On Behalf of | May 7, 2024 | Spousal Maintenance

Addressing economic issues is one of the most pressing concerns in any Washington divorce. Spouses have to find a way to divide their marital property at the end of a marriage. They also need to address the financial needs of any children they share. In some cases, one parent might have made numerous personal sacrifices for the benefit of the family unit. They may have left their career or agreed to work only part-time to care for the home and the children in the family.

The unpaid contributions of one spouse may allow the other to thrive in their career, which is one reason why the Washington courts may order spousal maintenance. Also known as alimony in other states, spousal maintenance provides a dependent or lower-earning spouse with financial support after the end of a marriage.
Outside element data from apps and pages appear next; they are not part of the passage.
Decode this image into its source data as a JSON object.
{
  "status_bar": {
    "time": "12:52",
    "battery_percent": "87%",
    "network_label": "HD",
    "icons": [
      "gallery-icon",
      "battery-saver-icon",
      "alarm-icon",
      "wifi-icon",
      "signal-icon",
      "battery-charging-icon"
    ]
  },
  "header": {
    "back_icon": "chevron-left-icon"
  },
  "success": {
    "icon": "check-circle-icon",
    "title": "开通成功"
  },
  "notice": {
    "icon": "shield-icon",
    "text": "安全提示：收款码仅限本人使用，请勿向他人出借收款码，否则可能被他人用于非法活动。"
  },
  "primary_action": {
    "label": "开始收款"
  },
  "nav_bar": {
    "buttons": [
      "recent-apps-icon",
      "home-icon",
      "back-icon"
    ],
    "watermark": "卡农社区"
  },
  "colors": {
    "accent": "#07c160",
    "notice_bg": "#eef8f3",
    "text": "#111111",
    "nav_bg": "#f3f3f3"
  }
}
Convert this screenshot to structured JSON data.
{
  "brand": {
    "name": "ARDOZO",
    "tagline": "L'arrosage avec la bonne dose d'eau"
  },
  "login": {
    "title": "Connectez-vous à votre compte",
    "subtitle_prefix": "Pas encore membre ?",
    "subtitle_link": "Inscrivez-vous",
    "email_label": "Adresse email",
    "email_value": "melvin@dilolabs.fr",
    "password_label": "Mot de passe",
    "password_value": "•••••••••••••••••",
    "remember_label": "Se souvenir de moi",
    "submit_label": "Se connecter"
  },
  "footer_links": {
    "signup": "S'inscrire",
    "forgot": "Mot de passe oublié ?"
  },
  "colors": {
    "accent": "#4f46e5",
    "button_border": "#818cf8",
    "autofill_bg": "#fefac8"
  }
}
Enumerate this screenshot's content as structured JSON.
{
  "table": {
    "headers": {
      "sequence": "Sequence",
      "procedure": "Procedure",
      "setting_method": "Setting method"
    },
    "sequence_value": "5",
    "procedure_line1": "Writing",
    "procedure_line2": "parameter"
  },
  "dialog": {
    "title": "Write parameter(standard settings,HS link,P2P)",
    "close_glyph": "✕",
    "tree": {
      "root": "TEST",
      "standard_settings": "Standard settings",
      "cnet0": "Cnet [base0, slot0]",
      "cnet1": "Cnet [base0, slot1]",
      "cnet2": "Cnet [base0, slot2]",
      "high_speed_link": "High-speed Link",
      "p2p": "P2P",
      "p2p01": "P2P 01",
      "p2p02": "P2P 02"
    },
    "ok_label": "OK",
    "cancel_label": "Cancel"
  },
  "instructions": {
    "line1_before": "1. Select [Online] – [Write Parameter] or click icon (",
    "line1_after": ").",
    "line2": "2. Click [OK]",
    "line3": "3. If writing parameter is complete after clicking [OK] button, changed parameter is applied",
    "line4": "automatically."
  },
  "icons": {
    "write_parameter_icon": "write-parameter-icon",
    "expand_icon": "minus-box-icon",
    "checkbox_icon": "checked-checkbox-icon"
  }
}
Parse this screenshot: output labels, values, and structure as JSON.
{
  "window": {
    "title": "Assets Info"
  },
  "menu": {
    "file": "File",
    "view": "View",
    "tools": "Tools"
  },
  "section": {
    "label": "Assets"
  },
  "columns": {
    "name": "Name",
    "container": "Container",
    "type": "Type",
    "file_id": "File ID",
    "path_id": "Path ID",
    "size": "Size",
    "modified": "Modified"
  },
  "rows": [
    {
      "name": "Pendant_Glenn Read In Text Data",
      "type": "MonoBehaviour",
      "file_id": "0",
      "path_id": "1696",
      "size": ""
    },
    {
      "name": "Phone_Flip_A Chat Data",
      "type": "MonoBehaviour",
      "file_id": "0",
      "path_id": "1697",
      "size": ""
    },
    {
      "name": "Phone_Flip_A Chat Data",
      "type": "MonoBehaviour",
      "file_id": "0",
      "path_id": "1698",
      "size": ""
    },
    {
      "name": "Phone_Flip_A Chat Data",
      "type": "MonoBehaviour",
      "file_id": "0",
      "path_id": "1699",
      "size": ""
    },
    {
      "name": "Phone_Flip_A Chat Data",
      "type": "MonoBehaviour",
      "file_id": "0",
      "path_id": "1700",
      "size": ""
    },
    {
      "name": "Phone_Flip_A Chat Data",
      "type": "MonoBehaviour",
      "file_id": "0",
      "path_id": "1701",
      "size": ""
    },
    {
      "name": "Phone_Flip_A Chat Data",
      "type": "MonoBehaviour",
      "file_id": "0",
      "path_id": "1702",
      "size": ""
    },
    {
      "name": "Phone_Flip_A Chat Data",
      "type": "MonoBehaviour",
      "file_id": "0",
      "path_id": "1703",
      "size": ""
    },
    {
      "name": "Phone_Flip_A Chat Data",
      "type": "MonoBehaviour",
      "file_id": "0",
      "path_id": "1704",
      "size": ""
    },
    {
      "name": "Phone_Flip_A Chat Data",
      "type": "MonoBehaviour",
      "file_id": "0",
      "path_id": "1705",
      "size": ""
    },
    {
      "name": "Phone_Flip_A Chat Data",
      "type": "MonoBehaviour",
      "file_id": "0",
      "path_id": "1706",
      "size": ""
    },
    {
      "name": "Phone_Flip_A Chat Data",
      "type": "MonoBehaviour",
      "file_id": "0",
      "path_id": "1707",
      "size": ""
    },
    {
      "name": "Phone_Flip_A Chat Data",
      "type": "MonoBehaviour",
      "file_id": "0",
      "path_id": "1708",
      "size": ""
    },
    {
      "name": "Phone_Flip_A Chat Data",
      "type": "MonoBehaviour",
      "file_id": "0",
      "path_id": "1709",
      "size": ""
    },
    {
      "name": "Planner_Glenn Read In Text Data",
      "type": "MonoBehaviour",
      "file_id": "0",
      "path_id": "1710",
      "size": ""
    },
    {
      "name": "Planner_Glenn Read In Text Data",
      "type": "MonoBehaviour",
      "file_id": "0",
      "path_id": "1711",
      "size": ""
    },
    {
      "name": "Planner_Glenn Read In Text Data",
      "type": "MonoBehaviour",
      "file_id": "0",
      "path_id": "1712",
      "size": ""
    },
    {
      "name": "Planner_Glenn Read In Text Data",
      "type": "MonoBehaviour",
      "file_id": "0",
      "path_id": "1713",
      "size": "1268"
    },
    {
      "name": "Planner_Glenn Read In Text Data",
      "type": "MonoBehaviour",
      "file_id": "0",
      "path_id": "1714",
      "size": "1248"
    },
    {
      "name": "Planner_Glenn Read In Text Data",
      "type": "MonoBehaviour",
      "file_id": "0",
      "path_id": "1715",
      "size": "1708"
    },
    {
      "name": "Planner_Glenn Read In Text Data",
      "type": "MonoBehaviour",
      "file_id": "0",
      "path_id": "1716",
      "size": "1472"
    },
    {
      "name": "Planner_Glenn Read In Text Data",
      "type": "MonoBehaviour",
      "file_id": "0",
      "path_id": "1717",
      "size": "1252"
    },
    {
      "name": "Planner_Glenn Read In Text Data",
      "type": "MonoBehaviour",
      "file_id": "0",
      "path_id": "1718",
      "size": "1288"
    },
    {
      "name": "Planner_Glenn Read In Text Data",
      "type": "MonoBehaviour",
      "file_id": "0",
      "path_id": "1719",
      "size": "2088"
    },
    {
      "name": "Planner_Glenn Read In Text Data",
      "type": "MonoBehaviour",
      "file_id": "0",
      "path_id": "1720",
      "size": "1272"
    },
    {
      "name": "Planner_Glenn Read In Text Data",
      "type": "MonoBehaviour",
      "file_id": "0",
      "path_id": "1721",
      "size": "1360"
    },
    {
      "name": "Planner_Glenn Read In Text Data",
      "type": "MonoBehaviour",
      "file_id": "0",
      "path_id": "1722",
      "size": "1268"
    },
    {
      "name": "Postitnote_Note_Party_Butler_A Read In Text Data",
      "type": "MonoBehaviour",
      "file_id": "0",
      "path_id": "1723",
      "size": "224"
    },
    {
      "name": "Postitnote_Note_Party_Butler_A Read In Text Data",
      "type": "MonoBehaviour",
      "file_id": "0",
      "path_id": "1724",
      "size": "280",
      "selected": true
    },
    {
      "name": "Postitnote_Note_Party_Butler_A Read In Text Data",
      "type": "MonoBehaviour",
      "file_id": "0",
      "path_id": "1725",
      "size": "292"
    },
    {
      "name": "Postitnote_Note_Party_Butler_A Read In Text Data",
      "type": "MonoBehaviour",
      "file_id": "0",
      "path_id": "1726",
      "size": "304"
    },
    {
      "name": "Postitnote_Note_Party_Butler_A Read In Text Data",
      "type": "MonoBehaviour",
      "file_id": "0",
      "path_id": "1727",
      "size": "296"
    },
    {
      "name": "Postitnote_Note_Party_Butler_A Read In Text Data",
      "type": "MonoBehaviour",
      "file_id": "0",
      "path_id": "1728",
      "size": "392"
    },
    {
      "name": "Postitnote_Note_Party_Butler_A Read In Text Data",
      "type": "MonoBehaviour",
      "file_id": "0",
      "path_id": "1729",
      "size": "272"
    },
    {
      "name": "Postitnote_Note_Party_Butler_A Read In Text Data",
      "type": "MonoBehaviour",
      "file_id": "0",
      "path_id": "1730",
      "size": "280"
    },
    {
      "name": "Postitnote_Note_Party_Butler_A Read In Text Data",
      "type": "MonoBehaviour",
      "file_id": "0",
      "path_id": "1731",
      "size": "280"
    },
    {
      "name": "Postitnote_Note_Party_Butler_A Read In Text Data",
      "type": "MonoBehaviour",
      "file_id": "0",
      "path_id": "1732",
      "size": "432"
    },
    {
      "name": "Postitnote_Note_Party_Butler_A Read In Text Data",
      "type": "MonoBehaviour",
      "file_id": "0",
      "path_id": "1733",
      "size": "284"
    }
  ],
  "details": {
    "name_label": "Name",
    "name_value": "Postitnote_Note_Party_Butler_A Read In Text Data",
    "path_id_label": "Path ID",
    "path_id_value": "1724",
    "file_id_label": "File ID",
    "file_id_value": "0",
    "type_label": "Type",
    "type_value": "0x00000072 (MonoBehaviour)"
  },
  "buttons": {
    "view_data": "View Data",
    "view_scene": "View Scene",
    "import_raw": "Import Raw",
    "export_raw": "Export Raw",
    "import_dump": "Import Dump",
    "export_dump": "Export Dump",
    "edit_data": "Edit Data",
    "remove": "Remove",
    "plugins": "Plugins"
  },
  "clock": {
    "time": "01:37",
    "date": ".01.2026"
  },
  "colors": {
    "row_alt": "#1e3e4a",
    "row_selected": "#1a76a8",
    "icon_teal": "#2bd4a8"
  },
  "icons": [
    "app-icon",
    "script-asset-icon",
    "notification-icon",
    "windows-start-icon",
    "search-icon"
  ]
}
The person paying maintenance may find the payments frustrating and expensive.

When is it possible to modify an existing spousal maintenance order?

After a substantial change in circumstances

The law in Washington provides numerous guidelines for the creation of spousal maintenance orders. Judges have to consider factors ranging from the health and separate property of each spouse to the duration of the marriage. There is usually an expectation that the party paying maintenance should continue doing so until they complete the maintenance requirements outlined in the court order.

However, it is sometimes possible to change maintenance obligations when family circumstances change. The spouse paying maintenance could request a reduction or early termination of their maintenance obligations when the other spouse goes back to work or secures a promotion. Their improved financial circumstances may make ongoing maintenance unnecessary.

Other times, it may be changing personal circumstances that warrant a modification. If the recipient remarries, that could lead to the end of a maintenance order. Similarly, proof that they have begun cohabitating with a romantic partner might be sufficient reason to request a spousal maintenance modification.

Finally, a negative change in the financial circumstances of the paying spouse could be a reason to reduce or end spousal maintenance obligations. A job loss or a medical emergency that changes someone’s earning potential could be enough to convince the courts that reducing the maintenance amount or ending the order early is appropriate.

Even after circumstances change, the party subject to a payment order usually needs to continue making payments on time, as they may otherwise risk facing enforcement efforts. Knowing the rules that apply to spousal maintenance modifications may help those who feel frustrated by their financial obligations after a divorce. Some people paying spousal maintenance can reduce their payments or end their financial responsibilities early. Seeking legal guidance is a good way to find out more about one’s rights and options under the law.